Mattie remarried on Jan. 30, 1873 after about eight years of widowhood. Her second husband was Judge William H. Williamson of Lebanon, a one-armed Confederate veteran and friend of sister Alice Martin and her husband. They would become the parents of five children over the next several years. Johnnie was known as a loving older sister. She grew up to become an attractive and accomplished young woman. After her graduation with distinction from Patapsco, Md., which was the same prestigious school her Aunt Alice had attended, she was described accordingly: “In appearance, she is very much like her father, has a gifted mind, particularly in elocution, and in her manner has that peculiar magnetism that so characterized her father and gave him influence over men.”
Mattie remained true to her Southern philosophy, unable to let go of the past, even to the point of breaking off a romance between Johnnie and a young man of a pro-Union background. In the early 1880’s, Mattie was described in “Prominent Tennesseans” as “noted for her fine address, intellectual vigor and cultivation, her strength of character and devotion to her children. Handsome in person, and clothed with the graces of the highest order of womanhood, she is naturally of great influence in the community.” Martha Ready Morgan Williamson died on Nov. 16, 1887 at the age of 47, most likely of tuberculosis.
Her love for Morgan was apparent even after death. On her tombstone is the following inscription, “Our Mother - First the wife of Gen’l John H. Morgan - And then of Judge Wm. H. Williamson.”
Six months after her mother’s death, Johnnie married the Rev. Joseph W. Caidwell, a Presbyterian minister from Selma, Ala. On June 28, 1888, at age 23, shortly after her honeymoon, Johnnie died of typhoid fever, thereby leaving no direct descendants of John Hunt and Martha Ready Morgan. There are, however, several descendants still living today both in Lebanon and Nashville who are direct descendants of Mattie and Judge Williamson. Mattie and Johnnie, along with Judge Williamson and some of the other children, are buried in Lebanon’s Cedar Grove Cemetery. Aunt Alice Ready Martin and her family are buried nearby, and keeping watch over all of them are men from the 2nd Kentucky who were with John Morgan and killed in Lebanon in May of 1862, the year that it all began.
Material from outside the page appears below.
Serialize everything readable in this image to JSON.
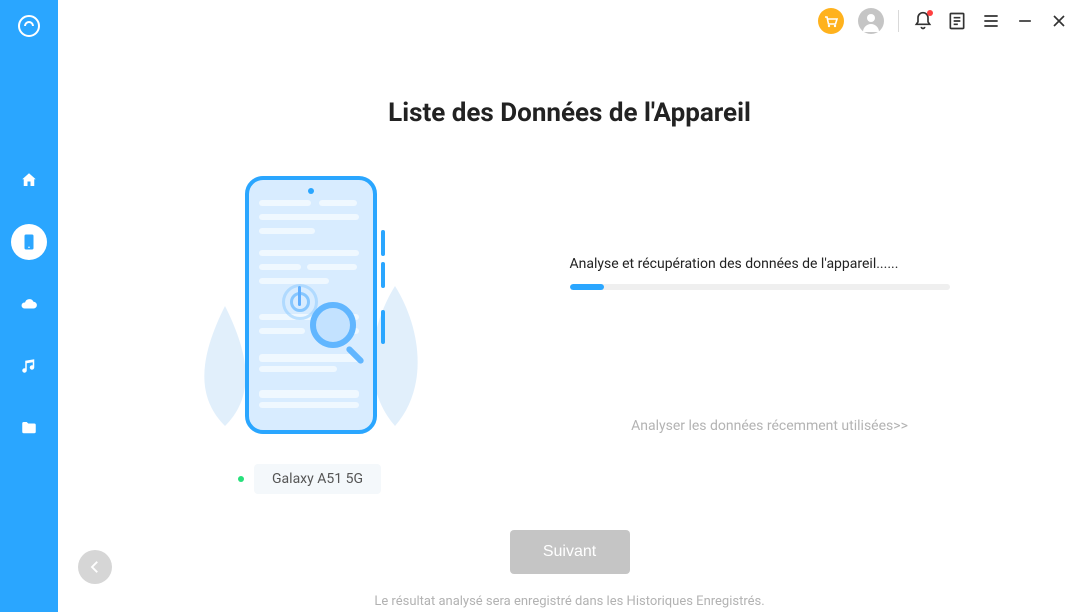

Article from the FREE PRESS, Murfreesboro, Tennessee, Sunday,
February 28, 1988.
Arnette, C.B. "From Mink Slide to Main Street," Williams Printing
Company, Nashville, TN, 1991.
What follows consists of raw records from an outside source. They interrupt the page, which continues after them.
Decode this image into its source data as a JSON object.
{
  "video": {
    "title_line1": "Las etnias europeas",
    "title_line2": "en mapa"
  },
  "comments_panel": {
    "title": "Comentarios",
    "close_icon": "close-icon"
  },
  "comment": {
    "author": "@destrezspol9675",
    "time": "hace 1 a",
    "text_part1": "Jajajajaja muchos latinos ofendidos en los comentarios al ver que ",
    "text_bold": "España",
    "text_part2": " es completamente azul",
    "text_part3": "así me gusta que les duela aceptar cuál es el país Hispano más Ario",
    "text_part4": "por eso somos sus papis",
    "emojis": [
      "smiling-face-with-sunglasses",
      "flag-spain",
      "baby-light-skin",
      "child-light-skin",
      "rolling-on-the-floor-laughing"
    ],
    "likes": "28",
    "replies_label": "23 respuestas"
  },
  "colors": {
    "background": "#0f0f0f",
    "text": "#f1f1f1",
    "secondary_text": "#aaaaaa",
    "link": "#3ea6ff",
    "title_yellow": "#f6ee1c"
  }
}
Interview and information obtained from Mrs. Tennie Hooker Buchtel, granddaughter of Mattie and Judge Williamson, February-March, 1992, Nashville, TN.
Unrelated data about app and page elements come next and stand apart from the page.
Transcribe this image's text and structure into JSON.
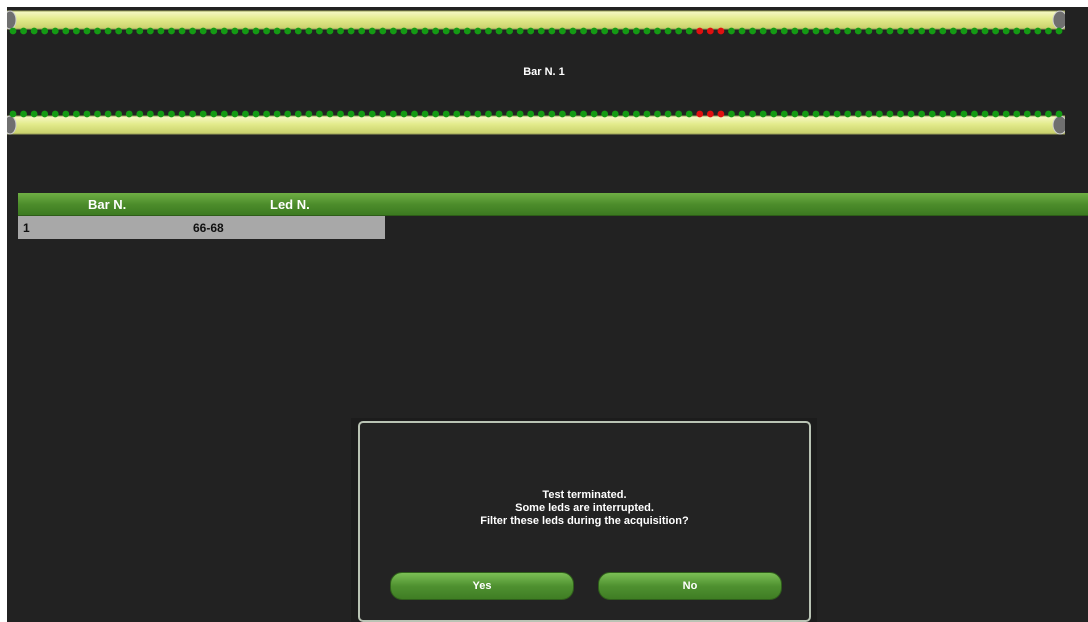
{
  "bar_title": "Bar N. 1",
  "led_strip": {
    "led_count": 100,
    "interrupted_leds": [
      66,
      67,
      68
    ],
    "ok_color": "#149a14",
    "interrupted_color": "#e01010",
    "tube_color": "#e3eb8c"
  },
  "table": {
    "headers": {
      "bar": "Bar N.",
      "led": "Led N."
    },
    "rows": [
      {
        "bar": "1",
        "led": "66-68"
      }
    ]
  },
  "dialog": {
    "line1": "Test terminated.",
    "line2": "Some leds are interrupted.",
    "line3": "Filter these leds during the acquisition?",
    "yes_label": "Yes",
    "no_label": "No"
  }
}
Jones, Katharine M., Ed. "Heroines of Dixie: Spring of High Hopes," Bobbs—Merrill, 1955.
Memoirs of General Basil W. Duke, interview with “NEWS-BANNER” reporter, Louisville, Kentucky, August 31, 1912.
Neff, Robert 0. Unpublished manuscript based on interview and information obtained from Mrs. Samuel B. Gilreath of Lebanon,Tennessee in 1985. Mrs. Gilreath is the granddaughter of Mattie and Judge Williamson.
Neff, Robert 0. & Edith E. Pollitz. "The Bride and the Bandit." Private publication by Evansville Bindery, 1998.
Pittard, Mabel. "History of Rutherford County," Memphis State University Press, 1984.
Ramage, James A. "Rebel Raider: The Life of General John Hunt Morgan," The University Press of Kentucky, Lexington, KY, 1986.
“Tennessee Historical Quarterly”, Spring, 1991, Vol. L., No. 1.